Asian, Desi and Pacific Islander Collective holds annual Mid-Autumn Moon Festival
The Mid-Autumn Moon Festival is an annual Chinese celebration dating back to the Zhou dynasty. At Humboldt State, the Asian, Desi and Pacific Islander Collective observed the traditional holiday with a free event on campus. Students and members of the community were invited to enjoy food and conversation with others in the Kate Buchanan Room.
Attendees were provided utensils to paint Chinese characters throughout the event and of course, enjoy mooncakes to properly celebrate the creation of their art. Mooncakes are a wheat based pastry seen as an essential part of the festival in Chinese culture.
A short presentation from the ADPIC officers helped show the meaning of the event. They talked about how the Mid-Autumn Moon Festival is traditionally a time to spend with family or in absence, think of family members.
After this, ADPIC member Jonathan Haeteurn and fellow Humboldt Rockers’ member Romel Robinson entertained the crown by break dancing. The dance may not have been expected from the event, but it was very well received with Haeteurn and Robinson being applauded throughout the performance.
“I want students, like me, to feel like they’re welcome. I’m from Kansas City. I get out here and there’s no one here that looks like me, I feel like I don’t belong. I feel like I’m always having to bring my chair to the table.”Tammy Phrakonkham
Maria Castillo took her friend Afua Mensah to the event after hearing about it earlier that day. Mensah was happy that she had decided to join Castillo for her first Mid-Autumn Festival and said that she might be interested in attending more ADPIC events in the future.

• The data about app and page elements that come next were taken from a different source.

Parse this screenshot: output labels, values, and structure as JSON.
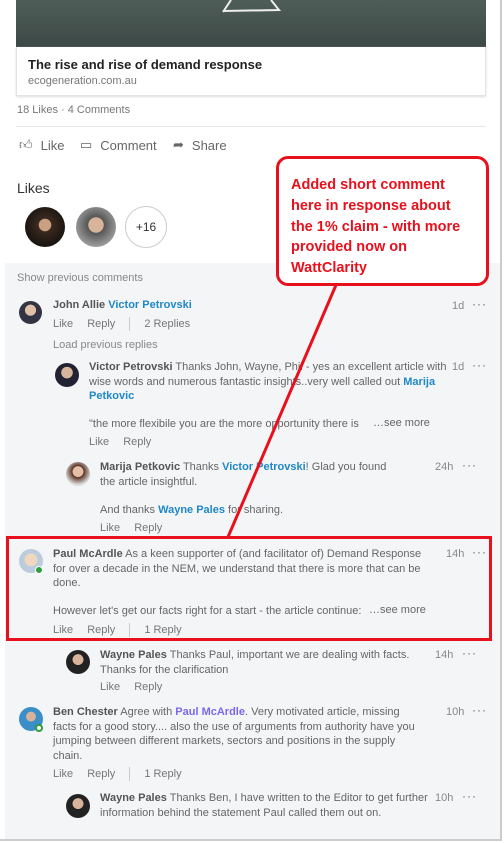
{
  "article": {
    "title": "The rise and rise of demand response",
    "url": "ecogeneration.com.au"
  },
  "stats": "18 Likes · 4 Comments",
  "actions": {
    "like": "Like",
    "comment": "Comment",
    "share": "Share"
  },
  "likes": {
    "heading": "Likes",
    "more": "+16"
  },
  "show_previous": "Show previous comments",
  "load_previous": "Load previous replies",
  "labels": {
    "like": "Like",
    "reply": "Reply",
    "see_more": "…see more"
  },
  "comments": [
    {
      "author": "John Allie",
      "mention": "Victor Petrovski",
      "time": "1d",
      "replies": "2 Replies"
    },
    {
      "author": "Victor Petrovski",
      "text": "Thanks John, Wayne, Phil - yes an excellent article with wise words and numerous fantastic insights..very well called out",
      "mention": "Marija Petkovic",
      "text2": "\"the more flexibile you are the more opportunity there is",
      "time": "1d"
    },
    {
      "author": "Marija Petkovic",
      "pre": "Thanks",
      "mention": "Victor Petrovski",
      "text": "! Glad you found the article insightful.",
      "pre2": "And thanks",
      "mention2": "Wayne Pales",
      "text2": "for sharing.",
      "time": "24h"
    },
    {
      "author": "Paul McArdle",
      "text": "As a keen supporter of (and facilitator of) Demand Response for over a decade in the NEM, we understand that there is more that can be done.",
      "text2": "However let's get our facts right for a start - the article continue:",
      "time": "14h",
      "replies": "1 Reply"
    },
    {
      "author": "Wayne Pales",
      "text": "Thanks Paul, important we are dealing with facts. Thanks for the clarification",
      "time": "14h"
    },
    {
      "author": "Ben Chester",
      "pre": "Agree with",
      "mention": "Paul McArdle",
      "text": ". Very motivated article, missing facts for a good story.... also the use of arguments from authority have you jumping between different markets, sectors and positions in the supply chain.",
      "time": "10h",
      "replies": "1 Reply"
    },
    {
      "author": "Wayne Pales",
      "text": "Thanks Ben, I have written to the Editor to get further information behind the statement Paul called them out on.",
      "time": "10h"
    }
  ],
  "annotation": "Added short comment here in response about the 1% claim - with more provided now on WattClarity",
  "colors": {
    "annotation": "#e8101c",
    "link": "#1f88c8",
    "background": "#f3f5f7"
  }
}
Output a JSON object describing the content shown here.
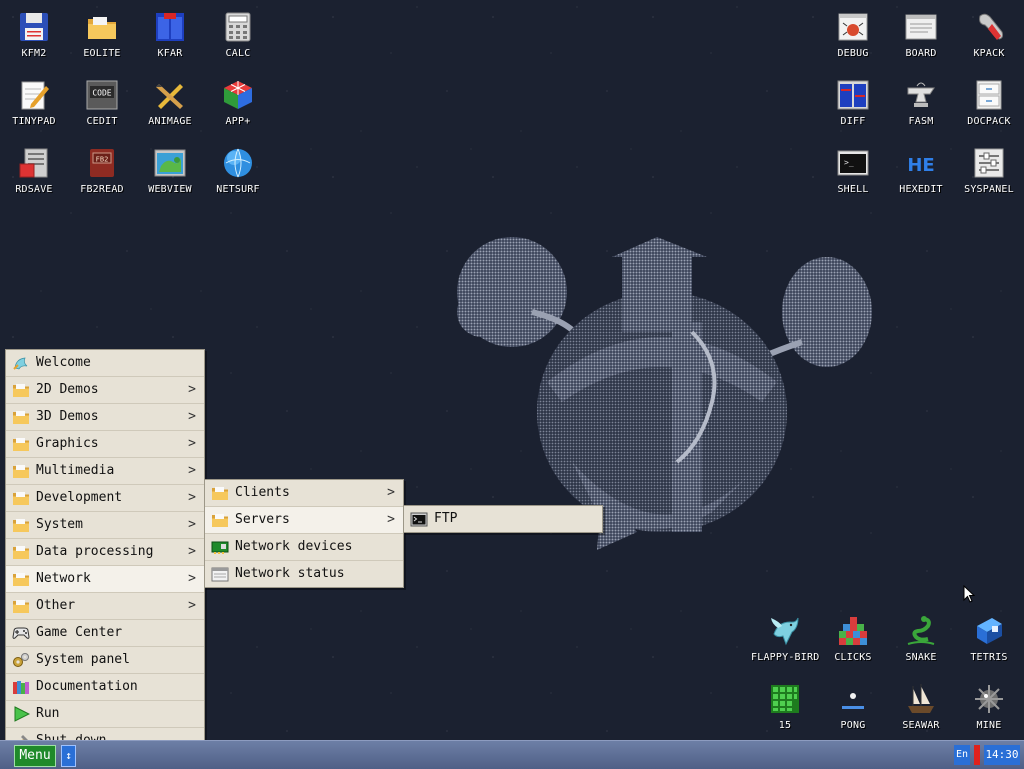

“I really enjoyed it,” Mensah said. “I’ve never had a mooncake before so I’m like, ‘this is pretty good!’”
The event was marked as the first event for ADPIC since becoming an Associated Students program. ADPIC President Tammy Phrakonkham was happy with the turnout from the campus and community, especially considering the lack of attendance at the events earlier in the week. She also believed that the amount of people that came out proved that there should be more support for the program from the school.
“I want students, like me, to feel like they’re welcome,” Phrakonkham said. “I’m from Kansas City. I get out here and there’s no one here that looks like me, I feel like I don’t belong. I feel like I’m always having to bring my chair to the table.”
The ADPIC program passed around a petition supporting the goal of eventually having an ADPIC center on campus strictly dedicated to the progress and success of the program. In addition to aiming for a center space, the program recently procured a garden plot from the Campus Center for Appropriate Technology with the hopes of adding workshops for students to make different cultural cuisines.
“For five years prior, we were a club,” Phrakonkham said. “We have always been trying to fight to have our own center because a lot of the students felt like we weren’t represented here. When you think of Asians you aggregate that they’re all smart, they’re all rich or whatever. But half of us are South Asians or Southeast Asians. We’re also first generations and children of refugees.”